__Work instruction__.
The response must be made up of the lines in the entries below that contain "network".

__Data to examine__.
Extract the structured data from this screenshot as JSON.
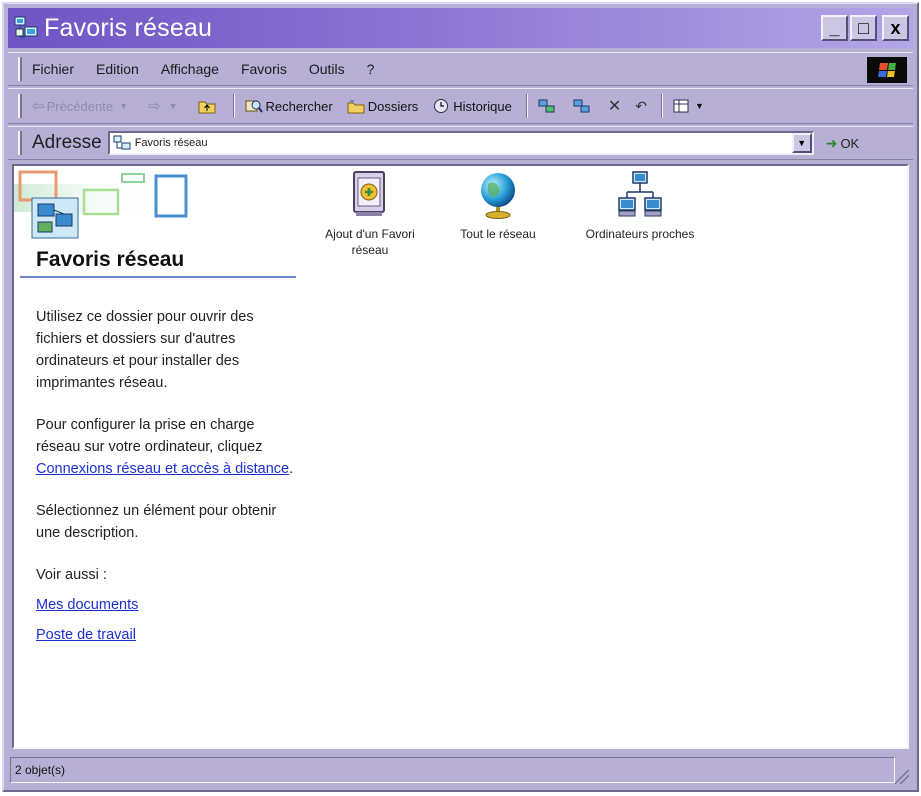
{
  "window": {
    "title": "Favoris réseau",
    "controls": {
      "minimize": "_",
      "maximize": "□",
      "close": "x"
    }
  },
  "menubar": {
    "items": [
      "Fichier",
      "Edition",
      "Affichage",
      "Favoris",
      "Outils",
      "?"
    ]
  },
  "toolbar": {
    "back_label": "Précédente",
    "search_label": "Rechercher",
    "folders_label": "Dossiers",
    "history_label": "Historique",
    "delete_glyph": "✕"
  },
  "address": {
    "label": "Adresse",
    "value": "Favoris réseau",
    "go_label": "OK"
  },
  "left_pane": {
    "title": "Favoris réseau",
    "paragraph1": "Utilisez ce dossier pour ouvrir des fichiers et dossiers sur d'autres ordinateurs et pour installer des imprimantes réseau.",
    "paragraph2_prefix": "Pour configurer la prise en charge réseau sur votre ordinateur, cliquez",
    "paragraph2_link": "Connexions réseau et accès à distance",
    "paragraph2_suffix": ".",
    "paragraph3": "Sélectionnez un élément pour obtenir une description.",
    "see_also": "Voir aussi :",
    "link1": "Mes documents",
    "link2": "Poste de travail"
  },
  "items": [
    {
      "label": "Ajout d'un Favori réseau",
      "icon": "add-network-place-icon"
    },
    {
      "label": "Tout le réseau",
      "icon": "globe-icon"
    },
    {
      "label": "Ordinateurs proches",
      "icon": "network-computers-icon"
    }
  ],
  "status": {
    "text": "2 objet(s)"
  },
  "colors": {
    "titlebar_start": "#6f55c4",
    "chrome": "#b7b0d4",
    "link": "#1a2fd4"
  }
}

__Final answer__.
      "icon": "add-network-place-icon"
      "icon": "network-computers-icon"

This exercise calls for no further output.